It is a contemporary account of a dynamic field, which is perfect for any student looking for a broad, balanced introduction to the subject.
Online Resource Centre The Online Resource Centre to accompany The Evolution of Plants features - figures from the book in electronic format, for use by registered adopters; - Journal Clubs, which encourage students to critically evaluate and engage with published research related to topics explored in the book
Kathy Willis, Department of Zoology, University of Oxford,Jennifer McElwain, School of Biology & Environmental Science, University College Dublin
Kathy Willis is Director of the Biodiversity Institute in the Zoology Department at the University of Oxford and a Professorial Fellow at Merton College. She gained her first degree in Geography and Environmental Science from the University of Southampton, and a Ph.D. from the University of Cambridge in Plant Sciences. In her early postdoctoral career, Kathy held a Selwyn College Research Fellowship and then a NERC Postdoctoral Fellowship in the Department of Plant Sciences, University of Cambridge. This was followed by a Royal Society University Research Fellowship in the Godwin Institute for Quaternary Research, University of Cambridge. Kathy moved to a University Lectureship in the School of Geography and the Environment, University of Oxford in 1999 where she established the Oxford Long-term Ecology Laboratory in 2002 and was made a Professor of Long-term Ecology in 2008.

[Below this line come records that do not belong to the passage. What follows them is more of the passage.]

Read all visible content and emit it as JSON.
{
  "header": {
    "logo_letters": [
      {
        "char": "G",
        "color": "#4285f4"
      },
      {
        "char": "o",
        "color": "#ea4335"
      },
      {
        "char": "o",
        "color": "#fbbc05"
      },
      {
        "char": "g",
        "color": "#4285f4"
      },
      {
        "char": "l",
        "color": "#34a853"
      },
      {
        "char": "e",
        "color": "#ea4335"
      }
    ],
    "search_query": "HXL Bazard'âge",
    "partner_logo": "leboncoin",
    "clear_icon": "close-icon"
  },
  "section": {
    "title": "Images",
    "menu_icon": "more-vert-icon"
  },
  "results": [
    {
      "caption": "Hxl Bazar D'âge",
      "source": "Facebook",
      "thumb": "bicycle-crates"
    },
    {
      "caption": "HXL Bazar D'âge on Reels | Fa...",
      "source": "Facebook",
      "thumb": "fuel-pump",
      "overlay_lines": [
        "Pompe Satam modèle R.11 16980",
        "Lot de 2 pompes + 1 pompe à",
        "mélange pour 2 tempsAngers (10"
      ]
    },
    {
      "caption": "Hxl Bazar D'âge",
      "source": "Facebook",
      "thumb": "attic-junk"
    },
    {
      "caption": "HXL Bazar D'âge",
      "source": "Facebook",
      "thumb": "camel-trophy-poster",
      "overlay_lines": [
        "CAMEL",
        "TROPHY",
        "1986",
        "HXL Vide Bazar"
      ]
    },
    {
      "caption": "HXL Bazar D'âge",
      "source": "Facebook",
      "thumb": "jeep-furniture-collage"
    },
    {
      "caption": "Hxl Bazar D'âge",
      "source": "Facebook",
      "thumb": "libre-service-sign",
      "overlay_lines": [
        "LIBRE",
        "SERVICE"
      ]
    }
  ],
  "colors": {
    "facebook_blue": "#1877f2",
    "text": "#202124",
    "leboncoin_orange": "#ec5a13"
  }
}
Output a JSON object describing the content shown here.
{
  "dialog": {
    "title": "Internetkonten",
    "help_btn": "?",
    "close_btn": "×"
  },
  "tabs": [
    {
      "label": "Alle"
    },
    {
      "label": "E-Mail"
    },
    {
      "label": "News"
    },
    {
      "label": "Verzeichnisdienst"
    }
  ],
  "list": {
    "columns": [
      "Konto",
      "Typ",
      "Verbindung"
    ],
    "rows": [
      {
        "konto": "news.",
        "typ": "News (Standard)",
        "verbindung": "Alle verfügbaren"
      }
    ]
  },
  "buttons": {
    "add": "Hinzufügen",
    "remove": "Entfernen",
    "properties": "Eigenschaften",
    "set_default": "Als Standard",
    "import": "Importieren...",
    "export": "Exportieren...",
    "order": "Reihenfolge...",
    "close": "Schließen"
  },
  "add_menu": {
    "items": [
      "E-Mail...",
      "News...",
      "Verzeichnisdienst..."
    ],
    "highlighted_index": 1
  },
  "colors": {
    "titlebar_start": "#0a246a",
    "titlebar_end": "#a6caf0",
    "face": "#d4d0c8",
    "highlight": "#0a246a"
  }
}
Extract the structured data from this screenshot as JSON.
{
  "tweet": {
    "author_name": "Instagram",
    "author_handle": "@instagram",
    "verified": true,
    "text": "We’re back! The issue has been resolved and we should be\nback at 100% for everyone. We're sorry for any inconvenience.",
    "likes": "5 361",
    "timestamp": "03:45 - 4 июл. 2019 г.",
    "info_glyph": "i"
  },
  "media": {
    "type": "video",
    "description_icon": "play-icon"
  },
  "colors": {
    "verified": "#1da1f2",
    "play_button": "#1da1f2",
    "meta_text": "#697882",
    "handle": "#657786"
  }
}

Jennifer C McElwain received her B.A. in Botany from Trinity College Dublin in 1993 and her PhD in Paleobotany in 1997 from Royal Holloway College, University of London. She was a Natural Environment Research Council Post Doctoral research associate between 1997 and 1998 and a Leverhulme Postdoctoral Fellow between 1998 and 2000. McElwain held the position of Assistant Curator of Paleobotany at the Field Museum of Natural History in Chicago between 2000 and 2003 and was Associate Curator of Paleobotany from 2003 until 2006, when she took up her current position as Lecturer in Plant Palaeobiology and Palaeoecology in the School of Biology and Environmental Science at University College Dublin. She is a Research Associate of the Field Museum and an Adjunct Associate Professor at Northwestern University, USA.